In contrast, the IEEE 802.11p™ standard has been ratified and commercial off-the-shelf products are available. The main technological difference between 5G and IEEE 802.11p is that the latter relies on what we call a “contention base.” It’s akin to Wi-Fi performance. Anyone can log on, but the data speeds aren’t extremely fast. Both technologies have their supporters. It is conceivable that a hybrid approach could use the best of both methods for V2V connectivity.
Though the communications technologies for data exchanges between vehicles is currently in flux, one constant is the need to transmit that data over the airwaves, so sufficient spectrum is a must. Since 1999, the Federal Communications Commission has allocated 75 MHz of wireless bandwidth around 5.9 GHz for vehicular communication in the U.S. Due to underuse by the automotive industry up until now, this bandwidth is under pressure for use by other industries, even though we’re now seeing how it should be used by driverless vehicles. Still, such a narrow band might be swiftly overcome by the amount of data transmitted by driverless vehicles in traffic.
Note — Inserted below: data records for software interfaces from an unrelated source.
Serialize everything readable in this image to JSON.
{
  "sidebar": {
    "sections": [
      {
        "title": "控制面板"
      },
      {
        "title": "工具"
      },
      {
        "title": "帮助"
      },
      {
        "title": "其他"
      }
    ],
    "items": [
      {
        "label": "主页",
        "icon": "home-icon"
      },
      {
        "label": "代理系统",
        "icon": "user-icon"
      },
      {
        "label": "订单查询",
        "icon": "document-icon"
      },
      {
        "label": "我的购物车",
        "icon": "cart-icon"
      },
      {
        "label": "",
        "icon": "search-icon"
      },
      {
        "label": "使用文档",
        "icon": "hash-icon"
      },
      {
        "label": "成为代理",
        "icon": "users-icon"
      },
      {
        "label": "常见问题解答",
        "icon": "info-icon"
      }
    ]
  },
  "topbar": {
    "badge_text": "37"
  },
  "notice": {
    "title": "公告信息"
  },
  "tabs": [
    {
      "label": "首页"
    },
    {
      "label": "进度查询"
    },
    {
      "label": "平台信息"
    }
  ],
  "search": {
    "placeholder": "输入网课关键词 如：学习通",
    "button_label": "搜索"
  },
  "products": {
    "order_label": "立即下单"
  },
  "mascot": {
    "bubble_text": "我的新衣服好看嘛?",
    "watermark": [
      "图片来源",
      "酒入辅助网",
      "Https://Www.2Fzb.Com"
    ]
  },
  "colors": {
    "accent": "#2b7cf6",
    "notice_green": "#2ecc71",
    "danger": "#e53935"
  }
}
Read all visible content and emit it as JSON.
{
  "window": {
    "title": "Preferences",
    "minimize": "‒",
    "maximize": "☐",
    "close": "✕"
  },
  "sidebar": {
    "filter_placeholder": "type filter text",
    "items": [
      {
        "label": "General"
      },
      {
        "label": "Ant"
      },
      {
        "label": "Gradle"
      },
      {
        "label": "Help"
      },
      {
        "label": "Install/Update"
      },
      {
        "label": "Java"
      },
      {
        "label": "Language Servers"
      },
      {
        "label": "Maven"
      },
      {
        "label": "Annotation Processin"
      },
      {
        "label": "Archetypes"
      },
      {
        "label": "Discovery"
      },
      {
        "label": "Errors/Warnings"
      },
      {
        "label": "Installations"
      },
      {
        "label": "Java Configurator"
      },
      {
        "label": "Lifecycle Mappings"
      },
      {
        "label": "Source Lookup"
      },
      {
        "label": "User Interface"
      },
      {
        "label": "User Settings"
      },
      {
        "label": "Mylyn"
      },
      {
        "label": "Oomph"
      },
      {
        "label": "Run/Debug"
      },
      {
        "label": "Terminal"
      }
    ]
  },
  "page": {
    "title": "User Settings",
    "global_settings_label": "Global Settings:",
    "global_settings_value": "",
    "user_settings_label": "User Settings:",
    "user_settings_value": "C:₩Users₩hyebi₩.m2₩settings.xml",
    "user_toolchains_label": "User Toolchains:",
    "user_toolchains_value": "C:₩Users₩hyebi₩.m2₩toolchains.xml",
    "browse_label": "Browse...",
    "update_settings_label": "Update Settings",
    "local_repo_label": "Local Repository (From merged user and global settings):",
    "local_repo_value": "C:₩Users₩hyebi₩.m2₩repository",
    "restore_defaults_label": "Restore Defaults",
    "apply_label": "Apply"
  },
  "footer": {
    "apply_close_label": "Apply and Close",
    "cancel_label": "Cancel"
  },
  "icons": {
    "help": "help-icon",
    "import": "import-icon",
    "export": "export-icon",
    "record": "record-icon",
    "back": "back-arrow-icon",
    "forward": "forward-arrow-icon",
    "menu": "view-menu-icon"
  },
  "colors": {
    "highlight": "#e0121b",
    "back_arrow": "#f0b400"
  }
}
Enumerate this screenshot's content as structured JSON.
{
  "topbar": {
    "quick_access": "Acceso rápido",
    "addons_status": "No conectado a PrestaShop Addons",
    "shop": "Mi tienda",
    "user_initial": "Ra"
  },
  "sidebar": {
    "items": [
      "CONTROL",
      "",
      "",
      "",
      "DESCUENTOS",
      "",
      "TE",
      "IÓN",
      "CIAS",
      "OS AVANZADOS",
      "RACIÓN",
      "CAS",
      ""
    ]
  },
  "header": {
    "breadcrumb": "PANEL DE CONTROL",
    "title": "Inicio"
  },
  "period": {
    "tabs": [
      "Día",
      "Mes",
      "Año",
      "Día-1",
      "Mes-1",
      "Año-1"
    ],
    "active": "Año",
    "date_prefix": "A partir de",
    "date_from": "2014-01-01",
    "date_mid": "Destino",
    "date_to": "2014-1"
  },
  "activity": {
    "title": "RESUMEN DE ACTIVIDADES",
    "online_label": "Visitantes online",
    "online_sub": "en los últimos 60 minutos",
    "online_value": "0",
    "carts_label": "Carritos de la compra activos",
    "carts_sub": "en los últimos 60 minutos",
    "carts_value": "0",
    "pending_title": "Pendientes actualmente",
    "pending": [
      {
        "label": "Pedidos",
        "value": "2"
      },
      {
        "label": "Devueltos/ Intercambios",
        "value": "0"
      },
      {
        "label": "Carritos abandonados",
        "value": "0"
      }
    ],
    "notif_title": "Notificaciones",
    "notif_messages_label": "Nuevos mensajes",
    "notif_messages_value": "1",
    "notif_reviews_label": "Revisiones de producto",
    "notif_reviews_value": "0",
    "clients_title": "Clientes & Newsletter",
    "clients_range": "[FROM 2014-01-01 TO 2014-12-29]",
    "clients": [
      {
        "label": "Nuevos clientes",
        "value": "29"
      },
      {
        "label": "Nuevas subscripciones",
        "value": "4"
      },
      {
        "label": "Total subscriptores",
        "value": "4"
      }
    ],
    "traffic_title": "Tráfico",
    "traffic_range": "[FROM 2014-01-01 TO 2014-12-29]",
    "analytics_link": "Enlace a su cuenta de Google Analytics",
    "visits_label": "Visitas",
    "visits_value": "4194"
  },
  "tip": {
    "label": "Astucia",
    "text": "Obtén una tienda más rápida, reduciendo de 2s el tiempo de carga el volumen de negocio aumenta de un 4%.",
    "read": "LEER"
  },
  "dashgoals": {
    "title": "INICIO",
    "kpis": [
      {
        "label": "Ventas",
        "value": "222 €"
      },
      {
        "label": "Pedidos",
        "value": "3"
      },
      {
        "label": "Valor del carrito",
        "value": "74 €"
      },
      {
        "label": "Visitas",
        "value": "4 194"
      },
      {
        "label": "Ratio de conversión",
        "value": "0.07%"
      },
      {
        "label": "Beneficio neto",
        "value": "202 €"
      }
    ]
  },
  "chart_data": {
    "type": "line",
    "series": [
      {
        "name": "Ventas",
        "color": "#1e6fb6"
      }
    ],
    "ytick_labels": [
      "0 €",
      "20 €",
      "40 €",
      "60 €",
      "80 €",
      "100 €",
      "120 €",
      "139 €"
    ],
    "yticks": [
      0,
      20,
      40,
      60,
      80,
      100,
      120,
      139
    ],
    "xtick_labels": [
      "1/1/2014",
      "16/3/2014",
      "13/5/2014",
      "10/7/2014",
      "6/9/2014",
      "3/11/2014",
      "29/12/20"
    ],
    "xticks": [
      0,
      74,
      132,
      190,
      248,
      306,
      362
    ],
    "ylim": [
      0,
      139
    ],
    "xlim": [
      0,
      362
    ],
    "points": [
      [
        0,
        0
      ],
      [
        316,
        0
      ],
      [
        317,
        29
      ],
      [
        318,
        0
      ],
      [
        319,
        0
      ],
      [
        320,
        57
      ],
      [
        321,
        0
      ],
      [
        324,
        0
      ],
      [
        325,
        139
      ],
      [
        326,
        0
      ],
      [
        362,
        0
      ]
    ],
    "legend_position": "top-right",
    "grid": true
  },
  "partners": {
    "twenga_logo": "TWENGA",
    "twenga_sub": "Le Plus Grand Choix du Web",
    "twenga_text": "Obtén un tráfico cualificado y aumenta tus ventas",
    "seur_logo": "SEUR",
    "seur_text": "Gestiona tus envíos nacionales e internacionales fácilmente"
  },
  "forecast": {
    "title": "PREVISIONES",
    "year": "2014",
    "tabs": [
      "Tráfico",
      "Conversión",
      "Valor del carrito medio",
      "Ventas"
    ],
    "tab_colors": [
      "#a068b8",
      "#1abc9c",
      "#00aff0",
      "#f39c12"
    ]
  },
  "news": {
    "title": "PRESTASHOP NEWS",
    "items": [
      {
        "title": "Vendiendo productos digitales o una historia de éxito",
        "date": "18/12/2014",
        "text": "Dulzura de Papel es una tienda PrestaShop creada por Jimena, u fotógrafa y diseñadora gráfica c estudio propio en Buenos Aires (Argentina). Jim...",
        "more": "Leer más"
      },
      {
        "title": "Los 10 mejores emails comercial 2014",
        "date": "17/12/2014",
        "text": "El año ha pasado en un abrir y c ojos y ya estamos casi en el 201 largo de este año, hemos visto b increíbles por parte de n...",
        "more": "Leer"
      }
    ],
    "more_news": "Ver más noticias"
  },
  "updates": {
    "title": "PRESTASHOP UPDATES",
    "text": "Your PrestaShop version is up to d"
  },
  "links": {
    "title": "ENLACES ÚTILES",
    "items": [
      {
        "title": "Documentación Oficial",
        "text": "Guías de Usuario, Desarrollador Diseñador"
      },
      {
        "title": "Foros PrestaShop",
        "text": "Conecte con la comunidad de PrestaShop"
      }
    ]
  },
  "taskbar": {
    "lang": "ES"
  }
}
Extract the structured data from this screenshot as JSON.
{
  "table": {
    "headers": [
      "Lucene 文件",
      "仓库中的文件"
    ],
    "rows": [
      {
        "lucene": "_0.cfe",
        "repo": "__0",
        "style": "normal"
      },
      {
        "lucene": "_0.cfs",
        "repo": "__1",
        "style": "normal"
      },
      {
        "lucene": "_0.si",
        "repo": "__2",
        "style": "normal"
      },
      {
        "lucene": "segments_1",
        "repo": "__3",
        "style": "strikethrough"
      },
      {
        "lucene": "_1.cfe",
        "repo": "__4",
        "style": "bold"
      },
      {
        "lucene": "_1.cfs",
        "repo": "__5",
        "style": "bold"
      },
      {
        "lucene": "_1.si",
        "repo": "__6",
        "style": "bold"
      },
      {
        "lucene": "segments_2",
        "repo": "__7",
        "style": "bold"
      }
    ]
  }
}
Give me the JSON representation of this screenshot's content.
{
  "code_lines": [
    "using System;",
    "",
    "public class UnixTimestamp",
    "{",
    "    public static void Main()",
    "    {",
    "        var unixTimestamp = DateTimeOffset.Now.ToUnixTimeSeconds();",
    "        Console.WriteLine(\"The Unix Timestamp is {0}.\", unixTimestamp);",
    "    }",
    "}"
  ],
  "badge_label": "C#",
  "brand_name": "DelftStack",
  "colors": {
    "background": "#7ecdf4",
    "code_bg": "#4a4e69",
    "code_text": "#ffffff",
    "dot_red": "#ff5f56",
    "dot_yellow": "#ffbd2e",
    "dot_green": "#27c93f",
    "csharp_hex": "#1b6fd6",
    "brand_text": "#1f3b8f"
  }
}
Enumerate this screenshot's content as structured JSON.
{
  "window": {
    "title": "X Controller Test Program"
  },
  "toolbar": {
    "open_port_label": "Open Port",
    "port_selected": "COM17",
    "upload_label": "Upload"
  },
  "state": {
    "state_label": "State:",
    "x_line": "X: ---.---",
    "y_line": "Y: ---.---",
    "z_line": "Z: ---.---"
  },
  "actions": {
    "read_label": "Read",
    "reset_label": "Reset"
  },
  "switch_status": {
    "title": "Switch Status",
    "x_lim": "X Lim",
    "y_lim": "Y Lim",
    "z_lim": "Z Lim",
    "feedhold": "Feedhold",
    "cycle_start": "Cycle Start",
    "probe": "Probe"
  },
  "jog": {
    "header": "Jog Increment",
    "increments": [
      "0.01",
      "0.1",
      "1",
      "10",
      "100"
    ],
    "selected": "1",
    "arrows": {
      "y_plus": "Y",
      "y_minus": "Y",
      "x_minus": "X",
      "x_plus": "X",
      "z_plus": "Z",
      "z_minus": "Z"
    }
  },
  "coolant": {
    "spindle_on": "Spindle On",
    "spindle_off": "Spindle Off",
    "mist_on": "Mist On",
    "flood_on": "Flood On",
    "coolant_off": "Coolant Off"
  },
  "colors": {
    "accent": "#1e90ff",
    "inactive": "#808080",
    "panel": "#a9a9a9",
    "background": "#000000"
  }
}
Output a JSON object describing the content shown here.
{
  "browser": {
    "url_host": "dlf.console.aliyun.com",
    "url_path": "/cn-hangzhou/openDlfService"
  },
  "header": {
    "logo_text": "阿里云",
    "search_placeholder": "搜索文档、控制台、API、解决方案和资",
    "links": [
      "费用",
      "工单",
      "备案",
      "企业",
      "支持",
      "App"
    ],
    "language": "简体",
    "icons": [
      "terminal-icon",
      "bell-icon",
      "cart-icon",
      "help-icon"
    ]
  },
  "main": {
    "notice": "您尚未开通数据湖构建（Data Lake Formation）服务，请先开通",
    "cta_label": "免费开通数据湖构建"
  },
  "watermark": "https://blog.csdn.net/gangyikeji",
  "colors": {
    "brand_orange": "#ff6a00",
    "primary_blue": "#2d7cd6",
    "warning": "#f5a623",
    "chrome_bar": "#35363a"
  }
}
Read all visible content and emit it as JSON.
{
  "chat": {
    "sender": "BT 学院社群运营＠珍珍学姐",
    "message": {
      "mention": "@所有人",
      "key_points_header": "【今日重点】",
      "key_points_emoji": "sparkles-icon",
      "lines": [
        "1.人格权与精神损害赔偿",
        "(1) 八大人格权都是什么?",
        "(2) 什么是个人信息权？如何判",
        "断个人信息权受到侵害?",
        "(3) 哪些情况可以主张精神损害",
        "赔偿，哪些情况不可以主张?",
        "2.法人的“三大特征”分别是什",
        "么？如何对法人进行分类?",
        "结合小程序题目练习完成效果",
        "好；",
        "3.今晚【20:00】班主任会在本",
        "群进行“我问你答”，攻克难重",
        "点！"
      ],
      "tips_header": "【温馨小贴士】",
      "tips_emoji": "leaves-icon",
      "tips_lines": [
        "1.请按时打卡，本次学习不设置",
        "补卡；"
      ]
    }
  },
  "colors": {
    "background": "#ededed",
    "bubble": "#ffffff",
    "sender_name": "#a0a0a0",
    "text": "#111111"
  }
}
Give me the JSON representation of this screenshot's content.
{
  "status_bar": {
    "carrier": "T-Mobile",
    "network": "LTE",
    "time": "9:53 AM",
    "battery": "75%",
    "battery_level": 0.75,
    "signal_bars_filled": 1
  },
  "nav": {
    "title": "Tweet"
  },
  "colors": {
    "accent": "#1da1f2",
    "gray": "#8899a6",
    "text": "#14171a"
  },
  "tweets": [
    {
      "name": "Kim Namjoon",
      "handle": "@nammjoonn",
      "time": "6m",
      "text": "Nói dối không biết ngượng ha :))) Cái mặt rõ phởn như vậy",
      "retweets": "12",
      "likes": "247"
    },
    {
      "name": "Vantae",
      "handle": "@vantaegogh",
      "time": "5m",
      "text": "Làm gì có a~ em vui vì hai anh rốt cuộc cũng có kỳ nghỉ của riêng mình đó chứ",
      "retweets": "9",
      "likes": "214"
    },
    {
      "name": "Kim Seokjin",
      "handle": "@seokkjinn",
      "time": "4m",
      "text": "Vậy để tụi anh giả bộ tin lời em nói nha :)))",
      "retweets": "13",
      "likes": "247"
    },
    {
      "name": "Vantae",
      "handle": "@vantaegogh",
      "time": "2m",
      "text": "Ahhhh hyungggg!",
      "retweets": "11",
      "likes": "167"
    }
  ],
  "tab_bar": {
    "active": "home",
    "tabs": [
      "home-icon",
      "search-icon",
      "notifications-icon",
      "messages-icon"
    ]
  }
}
One possible solution to that challenge involves spontaneous access to wireless spectrum, which is a problem I’ve studied for a dozen years. It remains a challenge without a firm solution. I think that 5G’s support for something known as cognitive radio offers a potential solution. Cognitive radio would enable a vehicle to locate and lock in on available spectrum, whether it’s dedicated for vehicular communications or is simply unused at the exact moment a vehicle needs spectrum to communicate. And one model for algorithms that can perform this task comes from studies of bumblebee communication. Bumblebees act both in concert and individually as they seek the best source of nectar. A brief explanation of this concept is offered in “Cars Could Follow the Flight of the Bumblebee,” published by IEEE Spectrum (3 December 2015).
Ultimately, we’ll need to figure out how to accomplish all these actions on a highly dynamic topology, meaning numerous cars moving in different directions at various speeds. This remains a pressing research and development issue that will take at least a half-decade to resolve.
If the use of wireless communications tempts humans to distraction, perhaps it’s fitting that it can also offer a solution to make our roads safer. And if we can solve the challenges of mobile communications between a multitude of fast vehicles, we can apply those solutions in other areas, including the Internet of Things (IoT), which promises to connect a gazillion devices. Safer roads are just the beginning of a longer journey.
Alex Wyglinski is president-elect, IEEE Vehicular Technology Society, Associate Professor of electrical and computer engineering and Director of the Wireless Innovation Laboratory at Worcester Polytechnic Institute.
Disclaimer: The views and opinions expressed are solely those of the author. They do not necessarily represent the views of Futurism or its affiliates.